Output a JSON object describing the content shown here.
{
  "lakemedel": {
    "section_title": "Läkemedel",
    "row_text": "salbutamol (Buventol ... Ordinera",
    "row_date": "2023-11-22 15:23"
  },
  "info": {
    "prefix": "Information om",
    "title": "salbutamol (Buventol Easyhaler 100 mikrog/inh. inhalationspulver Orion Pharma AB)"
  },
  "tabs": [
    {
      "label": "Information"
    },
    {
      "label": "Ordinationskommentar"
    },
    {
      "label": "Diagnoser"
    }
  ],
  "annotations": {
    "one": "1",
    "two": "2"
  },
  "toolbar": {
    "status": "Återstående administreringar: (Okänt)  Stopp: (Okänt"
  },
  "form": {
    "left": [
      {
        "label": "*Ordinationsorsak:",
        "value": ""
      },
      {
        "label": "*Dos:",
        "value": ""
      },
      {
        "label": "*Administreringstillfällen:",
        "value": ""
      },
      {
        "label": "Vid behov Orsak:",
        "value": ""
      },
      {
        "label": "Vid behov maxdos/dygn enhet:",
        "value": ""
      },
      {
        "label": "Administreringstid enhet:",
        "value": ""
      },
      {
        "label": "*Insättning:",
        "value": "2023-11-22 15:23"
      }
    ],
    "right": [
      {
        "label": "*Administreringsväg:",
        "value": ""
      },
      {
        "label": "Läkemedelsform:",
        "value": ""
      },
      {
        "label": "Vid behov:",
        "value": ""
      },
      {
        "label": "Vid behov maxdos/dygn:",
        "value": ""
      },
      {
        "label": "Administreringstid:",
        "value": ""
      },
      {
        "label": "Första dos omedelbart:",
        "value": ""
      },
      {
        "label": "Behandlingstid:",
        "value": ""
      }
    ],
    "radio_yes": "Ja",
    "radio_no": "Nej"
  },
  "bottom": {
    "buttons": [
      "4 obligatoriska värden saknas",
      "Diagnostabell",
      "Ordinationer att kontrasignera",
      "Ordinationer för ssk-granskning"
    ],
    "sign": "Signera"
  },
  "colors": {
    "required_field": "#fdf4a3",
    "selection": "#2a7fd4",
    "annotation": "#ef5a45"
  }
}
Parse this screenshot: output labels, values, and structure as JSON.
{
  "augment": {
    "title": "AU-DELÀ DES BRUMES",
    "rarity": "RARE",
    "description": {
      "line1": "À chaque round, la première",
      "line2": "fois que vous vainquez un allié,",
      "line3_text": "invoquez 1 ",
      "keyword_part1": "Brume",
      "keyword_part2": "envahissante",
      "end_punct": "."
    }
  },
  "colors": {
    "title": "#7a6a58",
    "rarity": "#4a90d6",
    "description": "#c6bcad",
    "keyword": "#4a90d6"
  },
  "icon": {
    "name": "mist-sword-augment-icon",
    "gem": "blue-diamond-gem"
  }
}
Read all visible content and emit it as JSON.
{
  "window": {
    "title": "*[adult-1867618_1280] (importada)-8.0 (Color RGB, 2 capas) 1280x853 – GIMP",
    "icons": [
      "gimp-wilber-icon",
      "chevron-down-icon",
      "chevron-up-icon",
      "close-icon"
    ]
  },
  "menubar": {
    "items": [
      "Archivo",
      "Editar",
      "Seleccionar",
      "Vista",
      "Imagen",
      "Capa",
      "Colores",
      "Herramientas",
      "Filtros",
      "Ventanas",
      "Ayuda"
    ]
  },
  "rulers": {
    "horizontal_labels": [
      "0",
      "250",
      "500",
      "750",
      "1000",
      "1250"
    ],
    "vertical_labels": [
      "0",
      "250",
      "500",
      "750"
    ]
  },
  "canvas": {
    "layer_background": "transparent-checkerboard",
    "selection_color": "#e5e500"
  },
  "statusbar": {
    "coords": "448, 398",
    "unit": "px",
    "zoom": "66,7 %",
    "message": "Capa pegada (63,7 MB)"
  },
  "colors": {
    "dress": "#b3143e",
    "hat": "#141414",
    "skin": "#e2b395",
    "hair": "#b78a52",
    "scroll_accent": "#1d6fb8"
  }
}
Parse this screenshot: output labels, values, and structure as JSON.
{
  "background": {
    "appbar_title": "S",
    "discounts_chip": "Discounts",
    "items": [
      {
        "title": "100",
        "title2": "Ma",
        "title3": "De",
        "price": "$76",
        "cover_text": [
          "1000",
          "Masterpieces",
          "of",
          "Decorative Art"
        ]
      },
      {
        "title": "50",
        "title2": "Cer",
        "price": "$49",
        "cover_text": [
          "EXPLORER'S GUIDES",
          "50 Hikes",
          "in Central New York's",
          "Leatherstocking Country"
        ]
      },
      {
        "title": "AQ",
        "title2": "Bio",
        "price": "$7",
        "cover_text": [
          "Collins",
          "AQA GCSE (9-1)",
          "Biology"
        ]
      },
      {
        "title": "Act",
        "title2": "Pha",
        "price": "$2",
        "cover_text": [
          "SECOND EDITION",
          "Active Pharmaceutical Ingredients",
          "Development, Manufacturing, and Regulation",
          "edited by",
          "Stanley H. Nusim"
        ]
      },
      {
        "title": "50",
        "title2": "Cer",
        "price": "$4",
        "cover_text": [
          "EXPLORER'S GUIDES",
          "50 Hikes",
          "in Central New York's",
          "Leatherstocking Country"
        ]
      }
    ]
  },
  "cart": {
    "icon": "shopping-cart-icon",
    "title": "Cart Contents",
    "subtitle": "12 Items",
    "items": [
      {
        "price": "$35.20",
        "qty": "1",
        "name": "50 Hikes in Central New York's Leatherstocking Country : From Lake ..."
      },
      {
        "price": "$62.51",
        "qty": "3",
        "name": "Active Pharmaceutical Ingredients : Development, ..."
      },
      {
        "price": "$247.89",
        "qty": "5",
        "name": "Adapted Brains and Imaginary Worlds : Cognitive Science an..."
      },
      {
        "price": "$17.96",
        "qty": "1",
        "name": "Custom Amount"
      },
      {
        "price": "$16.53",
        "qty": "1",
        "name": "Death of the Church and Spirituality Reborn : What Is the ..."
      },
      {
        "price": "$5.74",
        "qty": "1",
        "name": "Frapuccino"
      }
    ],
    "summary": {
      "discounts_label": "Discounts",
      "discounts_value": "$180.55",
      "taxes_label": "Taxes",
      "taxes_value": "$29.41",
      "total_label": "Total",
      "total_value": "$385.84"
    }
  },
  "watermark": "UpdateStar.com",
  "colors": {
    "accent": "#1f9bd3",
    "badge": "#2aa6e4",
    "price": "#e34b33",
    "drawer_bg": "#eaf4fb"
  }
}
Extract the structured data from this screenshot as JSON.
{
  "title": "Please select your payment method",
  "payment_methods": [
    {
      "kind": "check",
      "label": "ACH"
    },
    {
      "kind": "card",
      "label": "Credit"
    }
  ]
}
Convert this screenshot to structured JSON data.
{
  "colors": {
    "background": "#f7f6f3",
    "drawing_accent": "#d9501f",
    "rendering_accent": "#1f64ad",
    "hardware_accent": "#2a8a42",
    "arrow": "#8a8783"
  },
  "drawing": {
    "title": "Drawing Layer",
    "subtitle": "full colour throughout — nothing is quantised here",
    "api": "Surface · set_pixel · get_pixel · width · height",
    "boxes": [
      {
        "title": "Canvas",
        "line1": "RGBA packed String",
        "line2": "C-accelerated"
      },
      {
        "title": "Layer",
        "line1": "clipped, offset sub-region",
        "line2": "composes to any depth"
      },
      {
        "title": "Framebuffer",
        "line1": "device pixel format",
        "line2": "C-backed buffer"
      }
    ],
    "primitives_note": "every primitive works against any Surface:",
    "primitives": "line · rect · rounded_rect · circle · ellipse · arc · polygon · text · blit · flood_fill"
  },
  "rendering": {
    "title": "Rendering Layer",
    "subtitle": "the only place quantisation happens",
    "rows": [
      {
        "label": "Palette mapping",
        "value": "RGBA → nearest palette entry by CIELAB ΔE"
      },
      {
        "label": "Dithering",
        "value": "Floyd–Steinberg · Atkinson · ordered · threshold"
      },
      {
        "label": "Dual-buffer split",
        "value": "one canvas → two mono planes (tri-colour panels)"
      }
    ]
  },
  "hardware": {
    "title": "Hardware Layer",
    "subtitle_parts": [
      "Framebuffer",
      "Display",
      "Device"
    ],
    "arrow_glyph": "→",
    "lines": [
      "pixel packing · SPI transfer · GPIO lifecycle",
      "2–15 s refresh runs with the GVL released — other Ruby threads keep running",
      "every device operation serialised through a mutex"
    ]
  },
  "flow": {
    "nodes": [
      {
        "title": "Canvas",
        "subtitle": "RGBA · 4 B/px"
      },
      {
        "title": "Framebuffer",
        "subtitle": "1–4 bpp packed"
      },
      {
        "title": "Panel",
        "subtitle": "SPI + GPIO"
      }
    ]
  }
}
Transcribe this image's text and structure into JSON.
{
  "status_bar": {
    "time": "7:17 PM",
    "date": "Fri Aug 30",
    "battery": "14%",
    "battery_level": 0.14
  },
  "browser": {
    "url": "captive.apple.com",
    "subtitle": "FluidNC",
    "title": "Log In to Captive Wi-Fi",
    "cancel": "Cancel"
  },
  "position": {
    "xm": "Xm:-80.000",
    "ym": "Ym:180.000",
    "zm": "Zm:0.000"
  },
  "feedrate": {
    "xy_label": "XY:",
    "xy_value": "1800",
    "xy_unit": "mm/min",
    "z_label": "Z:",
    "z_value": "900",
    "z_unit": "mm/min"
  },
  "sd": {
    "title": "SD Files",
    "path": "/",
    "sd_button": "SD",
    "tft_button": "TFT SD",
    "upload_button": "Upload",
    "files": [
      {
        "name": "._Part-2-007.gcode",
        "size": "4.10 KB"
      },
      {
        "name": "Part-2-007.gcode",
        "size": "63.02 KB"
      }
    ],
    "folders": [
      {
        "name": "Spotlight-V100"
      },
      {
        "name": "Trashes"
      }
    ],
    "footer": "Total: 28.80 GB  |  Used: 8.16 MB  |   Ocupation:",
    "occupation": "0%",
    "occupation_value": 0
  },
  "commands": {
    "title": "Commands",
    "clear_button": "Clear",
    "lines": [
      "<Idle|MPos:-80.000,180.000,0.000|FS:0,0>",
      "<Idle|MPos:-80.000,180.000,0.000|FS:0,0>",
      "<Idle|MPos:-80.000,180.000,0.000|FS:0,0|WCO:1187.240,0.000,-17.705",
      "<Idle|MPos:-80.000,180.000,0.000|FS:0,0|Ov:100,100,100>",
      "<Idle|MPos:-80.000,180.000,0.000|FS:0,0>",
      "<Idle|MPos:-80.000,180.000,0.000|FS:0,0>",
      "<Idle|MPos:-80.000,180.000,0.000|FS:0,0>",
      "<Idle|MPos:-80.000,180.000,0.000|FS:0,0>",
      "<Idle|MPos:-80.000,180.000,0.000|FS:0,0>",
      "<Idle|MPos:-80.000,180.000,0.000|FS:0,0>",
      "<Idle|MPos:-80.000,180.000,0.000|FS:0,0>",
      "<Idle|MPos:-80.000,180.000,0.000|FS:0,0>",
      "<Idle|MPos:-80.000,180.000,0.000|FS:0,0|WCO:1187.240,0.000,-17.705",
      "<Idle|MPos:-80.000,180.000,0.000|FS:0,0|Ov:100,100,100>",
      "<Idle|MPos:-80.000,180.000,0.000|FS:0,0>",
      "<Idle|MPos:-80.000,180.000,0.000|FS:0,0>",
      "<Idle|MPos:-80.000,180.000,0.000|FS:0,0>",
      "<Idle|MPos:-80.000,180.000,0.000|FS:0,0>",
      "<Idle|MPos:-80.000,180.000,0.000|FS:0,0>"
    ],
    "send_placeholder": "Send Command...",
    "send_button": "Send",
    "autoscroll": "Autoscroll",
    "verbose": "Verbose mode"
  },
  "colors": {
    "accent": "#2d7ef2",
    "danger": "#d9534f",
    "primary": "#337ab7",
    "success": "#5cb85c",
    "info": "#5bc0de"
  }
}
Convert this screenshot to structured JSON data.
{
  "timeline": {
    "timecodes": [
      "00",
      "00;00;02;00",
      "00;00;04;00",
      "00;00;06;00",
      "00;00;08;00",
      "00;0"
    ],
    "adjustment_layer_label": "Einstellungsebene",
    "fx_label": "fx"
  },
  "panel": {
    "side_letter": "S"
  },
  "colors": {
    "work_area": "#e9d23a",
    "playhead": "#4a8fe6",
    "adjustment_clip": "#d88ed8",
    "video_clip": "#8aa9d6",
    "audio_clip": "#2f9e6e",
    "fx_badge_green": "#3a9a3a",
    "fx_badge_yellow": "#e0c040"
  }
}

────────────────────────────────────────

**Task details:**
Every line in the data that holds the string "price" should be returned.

**Output for this exercise:**
        "price": "$76",
        "price": "$49",
        "price": "$7",
        "price": "$2",
        "price": "$4",
        "price": "$35.20",
        "price": "$62.51",
        "price": "$247.89",
        "price": "$17.96",
        "price": "$16.53",
        "price": "$5.74",
    "price": "#e34b33",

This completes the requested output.